A rectocele occurs when the end of the large intestine pushes against and moves the back wall of the vagina. Rectocele develops if the lower pelvic muscles become damaged by labor, childbirth, a previous pelvic surgery, or when the muscles are weakened by aging.
A rectocele may become large or more obvious when you strain or bear down, for example during a bowel movement. Because rectocele is a defect of the pelvic supporting tissue and not the bowel wall, they are treated most successfully with surgery that repairs the vaginal wall. The surgery pulls together the stretched or torn tissue in the area of prolapse.
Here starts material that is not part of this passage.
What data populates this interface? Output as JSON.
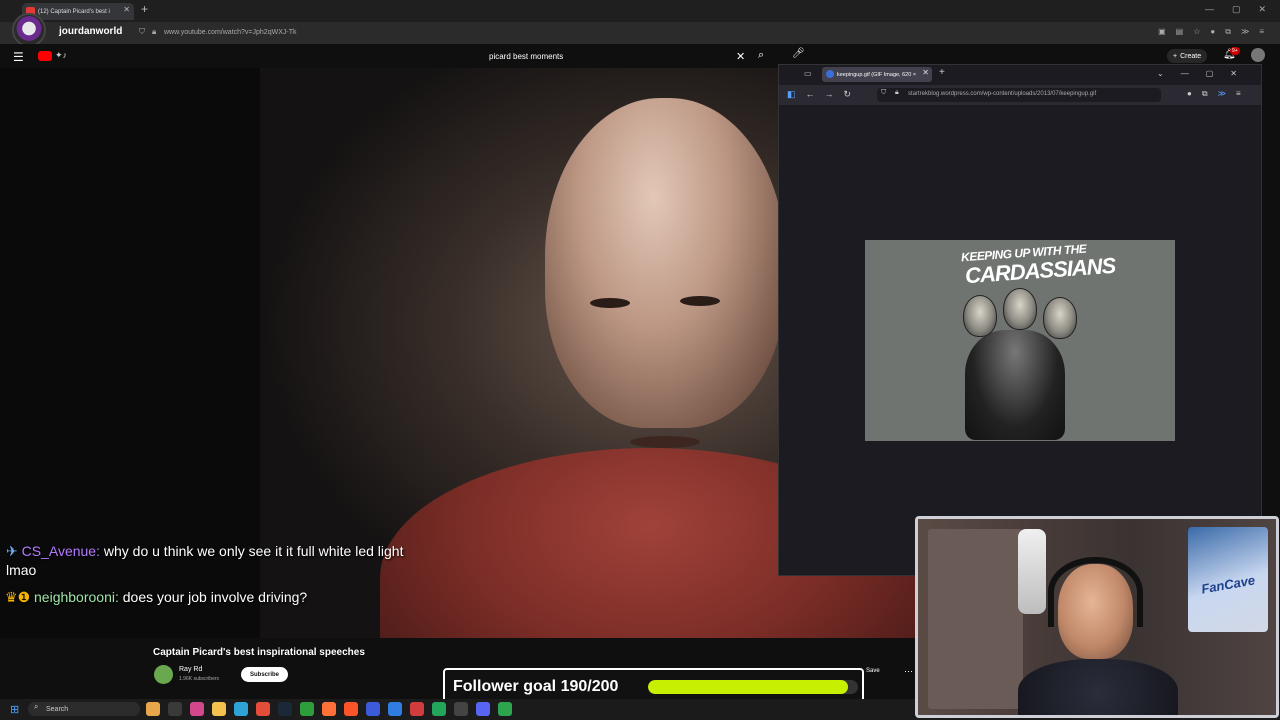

Surgery will strengthen the wall of the vagina to prevent reoccurring prolapse.